BEGIN EXERCISE MATERIAL

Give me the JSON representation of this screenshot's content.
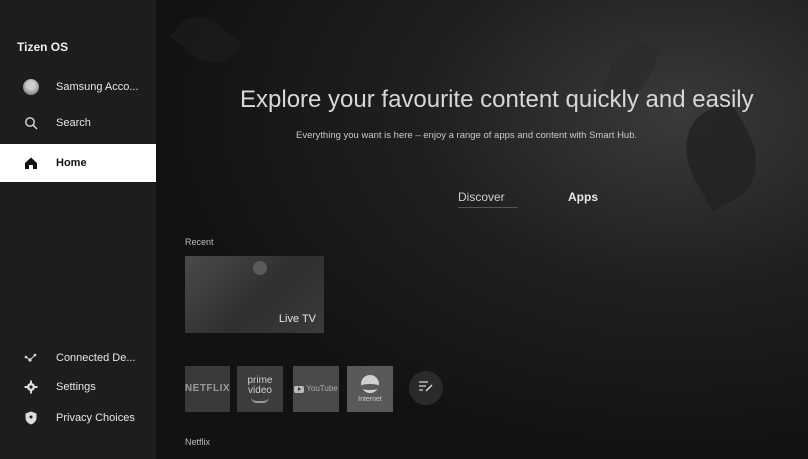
{
  "sidebar": {
    "os_title": "Tizen OS",
    "account_label": "Samsung Acco...",
    "search_label": "Search",
    "home_label": "Home",
    "connected_label": "Connected De...",
    "settings_label": "Settings",
    "privacy_label": "Privacy Choices"
  },
  "hero": {
    "title": "Explore your favourite content quickly and easily",
    "subtitle": "Everything you want is here – enjoy a range of apps and content with Smart Hub."
  },
  "tabs": {
    "discover": "Discover",
    "apps": "Apps"
  },
  "recent": {
    "section_label": "Recent",
    "live_tv_label": "Live TV"
  },
  "apps_row": {
    "netflix": "NETFLIX",
    "prime_line1": "prime",
    "prime_line2": "video",
    "youtube": "YouTube",
    "internet": "Internet"
  },
  "next_section_label": "Netflix",
  "colors": {
    "sidebar_bg": "#1d1d1d",
    "main_bg": "#141414",
    "active_item_bg": "#ffffff"
  },
  "icons": {
    "account": "avatar",
    "search": "search-icon",
    "home": "home-icon",
    "connected": "connected-devices-icon",
    "settings": "gear-icon",
    "privacy": "shield-icon",
    "edit": "edit-list-icon"
  }
}
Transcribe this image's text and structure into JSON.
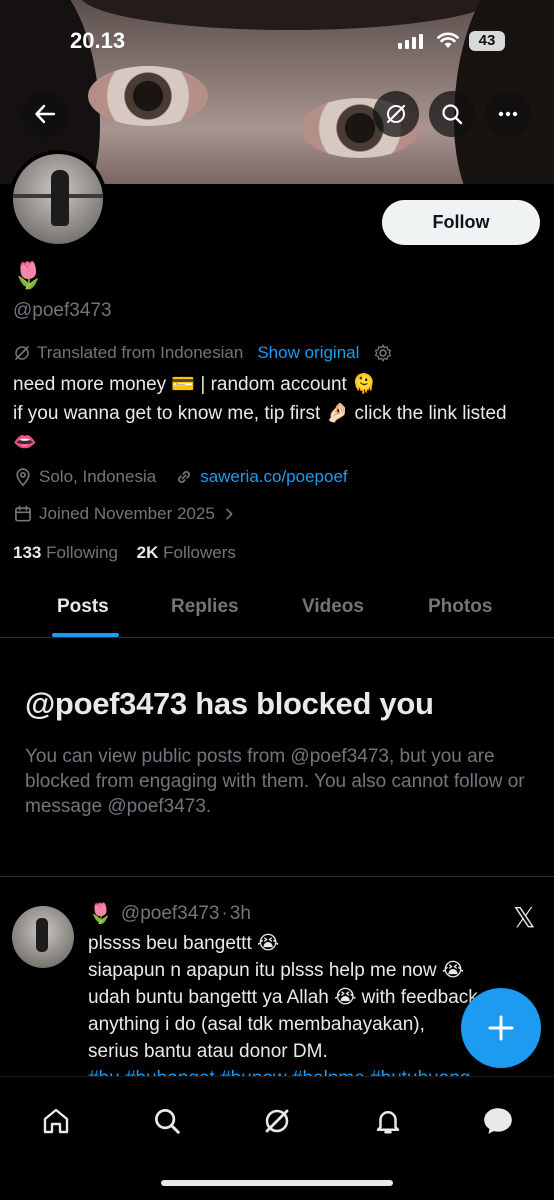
{
  "status_bar": {
    "time": "20.13",
    "battery": "43"
  },
  "profile": {
    "name_emoji": "🌷",
    "handle": "@poef3473",
    "follow_label": "Follow",
    "translation_note": "Translated from Indonesian",
    "show_original_label": "Show original",
    "bio_line1": "need more money 💳 | random account 🫠",
    "bio_line2": "if you wanna get to know me, tip first 🤌🏻 click the link listed 👄",
    "location": "Solo, Indonesia",
    "website": "saweria.co/poepoef",
    "joined": "Joined November 2025",
    "following_count": "133",
    "following_label": "Following",
    "followers_count": "2K",
    "followers_label": "Followers"
  },
  "tabs": [
    "Posts",
    "Replies",
    "Videos",
    "Photos"
  ],
  "blocked": {
    "title": "@poef3473 has blocked you",
    "description": "You can view public posts from @poef3473, but you are blocked from engaging with them. You also cannot follow or message @poef3473."
  },
  "post": {
    "name_emoji": "🌷",
    "handle": "@poef3473",
    "separator": "·",
    "time": "3h",
    "line1": "plssss beu bangettt 😭",
    "line2": "siapapun n apapun itu plsss help me now 😭",
    "line3": "udah buntu bangettt ya Allah 😭 with feedback",
    "line4": "anything i do (asal tdk membahayakan),",
    "line5": "serius bantu atau donor DM.",
    "hashtags": "#bu #bubanget #bunow #helpme #butuhuang"
  },
  "colors": {
    "accent": "#1d9bf0",
    "muted": "#71767b",
    "text": "#e7e9ea",
    "background": "#000000"
  },
  "icons": [
    "back-arrow-icon",
    "grok-icon",
    "search-icon",
    "more-icon",
    "settings-gear-icon",
    "location-pin-icon",
    "link-icon",
    "calendar-icon",
    "chevron-right-icon",
    "x-logo-icon",
    "compose-plus-icon",
    "home-icon",
    "messages-icon",
    "notifications-icon"
  ]
}
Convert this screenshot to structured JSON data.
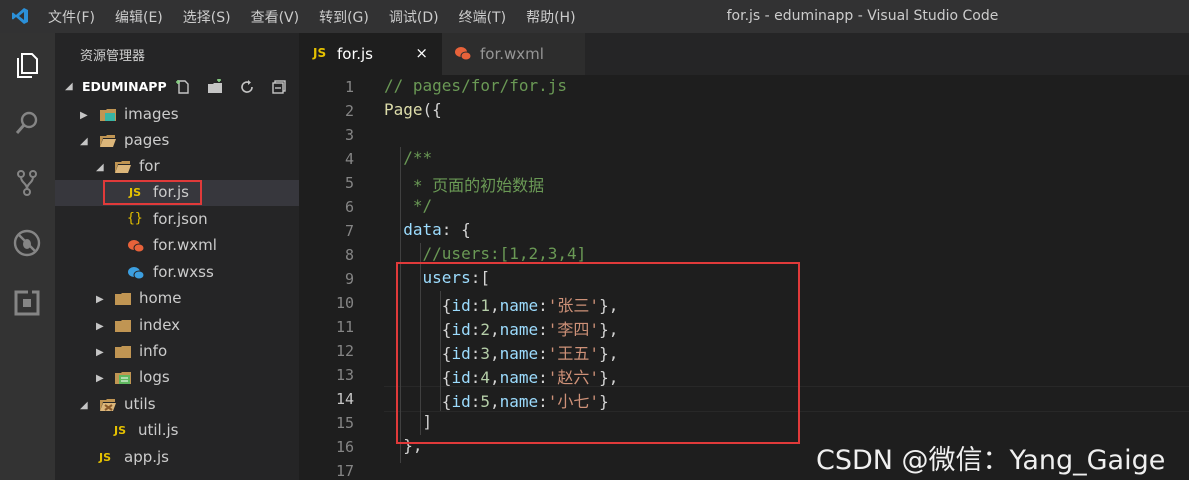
{
  "window": {
    "title": "for.js - eduminapp - Visual Studio Code"
  },
  "menu": [
    "文件(F)",
    "编辑(E)",
    "选择(S)",
    "查看(V)",
    "转到(G)",
    "调试(D)",
    "终端(T)",
    "帮助(H)"
  ],
  "activity_bar": [
    "files-icon",
    "search-icon",
    "source-control-icon",
    "debug-icon",
    "extensions-icon"
  ],
  "sidebar": {
    "title": "资源管理器",
    "section": "EDUMINAPP",
    "tools": [
      "new-file-icon",
      "new-folder-icon",
      "refresh-icon",
      "collapse-icon"
    ],
    "tree": [
      {
        "label": "images",
        "icon": "image-folder-icon",
        "type": "folder-collapsed"
      },
      {
        "label": "pages",
        "icon": "folder-open-icon",
        "type": "folder-expanded"
      },
      {
        "label": "for",
        "icon": "folder-open-icon",
        "type": "folder-expanded"
      },
      {
        "label": "for.js",
        "icon": "js-file-icon",
        "type": "file",
        "badge": "JS"
      },
      {
        "label": "for.json",
        "icon": "json-file-icon",
        "type": "file",
        "badge": "{}"
      },
      {
        "label": "for.wxml",
        "icon": "wechat-file-icon",
        "type": "file"
      },
      {
        "label": "for.wxss",
        "icon": "wechat-style-icon",
        "type": "file"
      },
      {
        "label": "home",
        "icon": "folder-icon",
        "type": "folder-collapsed"
      },
      {
        "label": "index",
        "icon": "folder-icon",
        "type": "folder-collapsed"
      },
      {
        "label": "info",
        "icon": "folder-icon",
        "type": "folder-collapsed"
      },
      {
        "label": "logs",
        "icon": "logs-folder-icon",
        "type": "folder-collapsed"
      },
      {
        "label": "utils",
        "icon": "utils-folder-icon",
        "type": "folder-expanded"
      },
      {
        "label": "util.js",
        "icon": "js-file-icon",
        "type": "file",
        "badge": "JS"
      },
      {
        "label": "app.js",
        "icon": "js-file-icon",
        "type": "file",
        "badge": "JS"
      }
    ]
  },
  "tabs": [
    {
      "label": "for.js",
      "badge": "JS",
      "close": "×",
      "active": true
    },
    {
      "label": "for.wxml",
      "active": false
    }
  ],
  "editor": {
    "line_numbers": [
      "1",
      "2",
      "3",
      "4",
      "5",
      "6",
      "7",
      "8",
      "9",
      "10",
      "11",
      "12",
      "13",
      "14",
      "15",
      "16",
      "17"
    ],
    "lines": [
      {
        "text": "// pages/for/for.js"
      },
      {
        "text": "Page({"
      },
      {
        "text": ""
      },
      {
        "text": "  /**"
      },
      {
        "text": "   * 页面的初始数据"
      },
      {
        "text": "   */"
      },
      {
        "text": "  data: {"
      },
      {
        "text": "    //users:[1,2,3,4]"
      },
      {
        "text": "    users:["
      },
      {
        "text": "      {id:1,name:'张三'},"
      },
      {
        "text": "      {id:2,name:'李四'},"
      },
      {
        "text": "      {id:3,name:'王五'},"
      },
      {
        "text": "      {id:4,name:'赵六'},"
      },
      {
        "text": "      {id:5,name:'小七'}"
      },
      {
        "text": "    ]"
      },
      {
        "text": "  },"
      },
      {
        "text": ""
      }
    ],
    "active_line": "14"
  },
  "watermark": "CSDN @微信：Yang_Gaige",
  "colors": {
    "highlight_box": "#e03a3a",
    "comment": "#6a9955",
    "property": "#9cdcfe",
    "string": "#ce9178",
    "number": "#b5cea8"
  }
}
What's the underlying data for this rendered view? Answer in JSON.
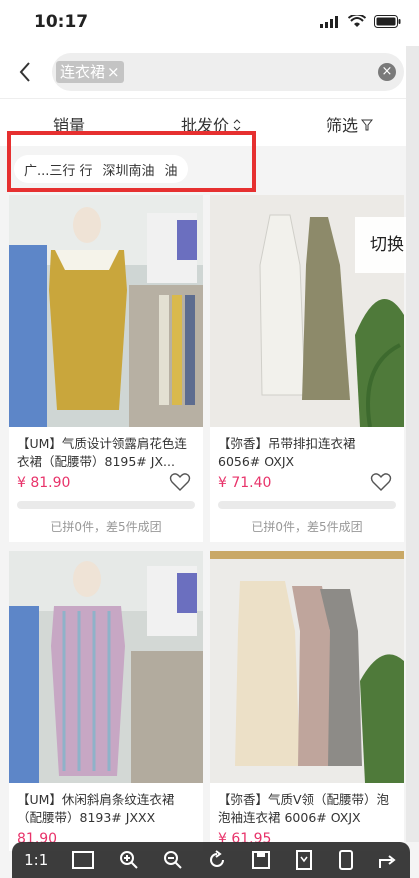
{
  "status_bar": {
    "time": "10:17"
  },
  "search": {
    "query": "连衣裙",
    "chip_close": "×",
    "clear": "×"
  },
  "sort": {
    "sales": "销量",
    "price": "批发价",
    "filter": "筛选"
  },
  "tags": {
    "first": "广...三行 行",
    "second": "深圳南油",
    "third": "油"
  },
  "switch_label": "切换",
  "products": [
    {
      "title": "【UM】气质设计领露肩花色连衣裙（配腰带）8195# JX...",
      "price": "¥ 81.90",
      "group": "已拼0件，差5件成团"
    },
    {
      "title": "【弥香】吊带排扣连衣裙 6056# OXJX",
      "price": "¥ 71.40",
      "group": "已拼0件，差5件成团"
    },
    {
      "title": "【UM】休闲斜肩条纹连衣裙（配腰带）8193# JXXX",
      "price": "81.90",
      "group": ""
    },
    {
      "title": "【弥香】气质V领（配腰带）泡泡袖连衣裙 6006# OXJX",
      "price": "¥ 61.95",
      "group": ""
    }
  ],
  "toolbar": {
    "ratio": "1:1"
  },
  "colors": {
    "accent_price": "#e8336a",
    "highlight_border": "#e63030"
  }
}
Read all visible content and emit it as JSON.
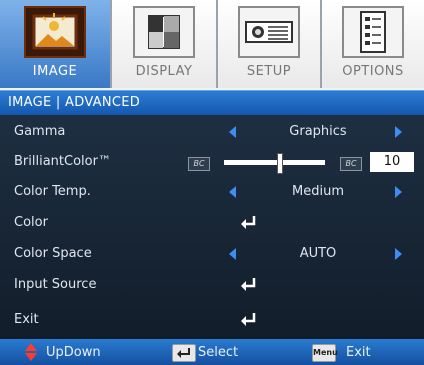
{
  "tabs": [
    {
      "label": "IMAGE",
      "icon": "image-icon",
      "active": true
    },
    {
      "label": "DISPLAY",
      "icon": "display-icon",
      "active": false
    },
    {
      "label": "SETUP",
      "icon": "projector-icon",
      "active": false
    },
    {
      "label": "OPTIONS",
      "icon": "options-icon",
      "active": false
    }
  ],
  "title": "IMAGE | ADVANCED",
  "menu": {
    "gamma": {
      "label": "Gamma",
      "value": "Graphics"
    },
    "brilliant_color": {
      "label": "BrilliantColor™",
      "min_icon": "BC",
      "max_icon": "BC",
      "value": "10",
      "level_fraction": 0.55
    },
    "color_temp": {
      "label": "Color Temp.",
      "value": "Medium"
    },
    "color": {
      "label": "Color"
    },
    "color_space": {
      "label": "Color Space",
      "value": "AUTO"
    },
    "input_source": {
      "label": "Input Source"
    },
    "exit": {
      "label": "Exit"
    }
  },
  "hints": {
    "updown": "UpDown",
    "select": "Select",
    "menu_key": "Menu",
    "exit": "Exit"
  },
  "colors": {
    "accent": "#1f6cc7",
    "arrow": "#3d8df4",
    "menu_bg": "#1a2838"
  }
}
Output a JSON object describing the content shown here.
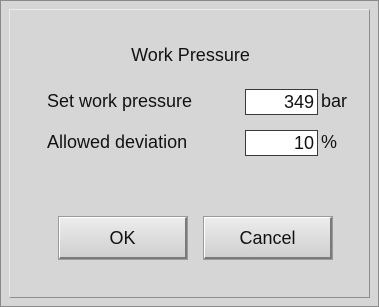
{
  "dialog": {
    "title": "Work Pressure",
    "fields": [
      {
        "label": "Set work pressure",
        "value": "349",
        "unit": "bar"
      },
      {
        "label": "Allowed deviation",
        "value": "10",
        "unit": "%"
      }
    ],
    "buttons": {
      "ok_label": "OK",
      "cancel_label": "Cancel"
    }
  }
}
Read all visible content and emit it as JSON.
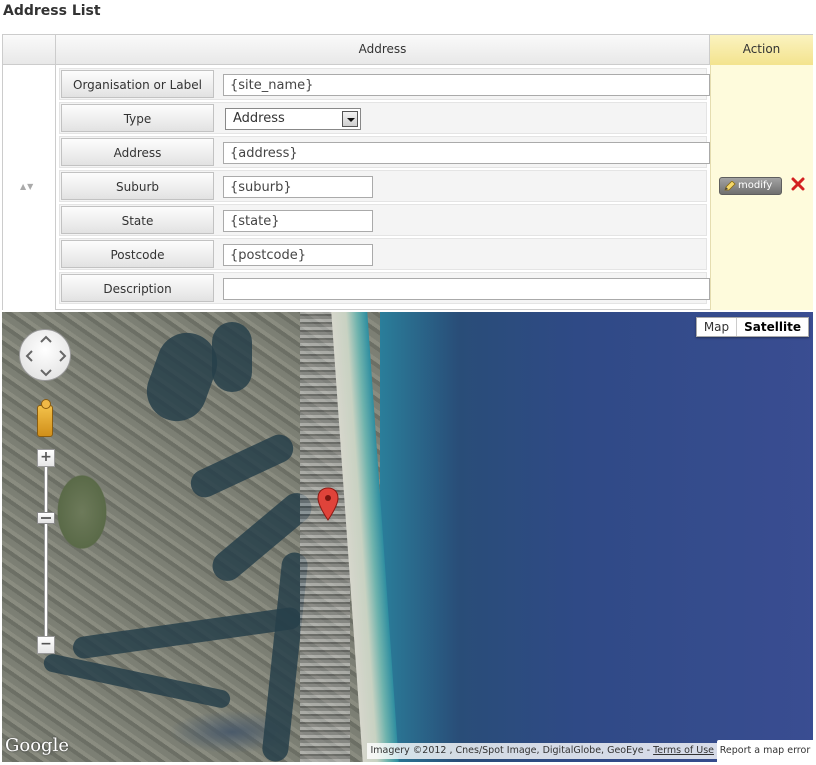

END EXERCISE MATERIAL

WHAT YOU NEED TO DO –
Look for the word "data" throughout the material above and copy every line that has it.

OUTPUT FOR THIS EXERCISE –
Convert this screenshot to structured JSON data.
        "text": "  data: {"
What's the underlying data for this rendered view? Answer in JSON.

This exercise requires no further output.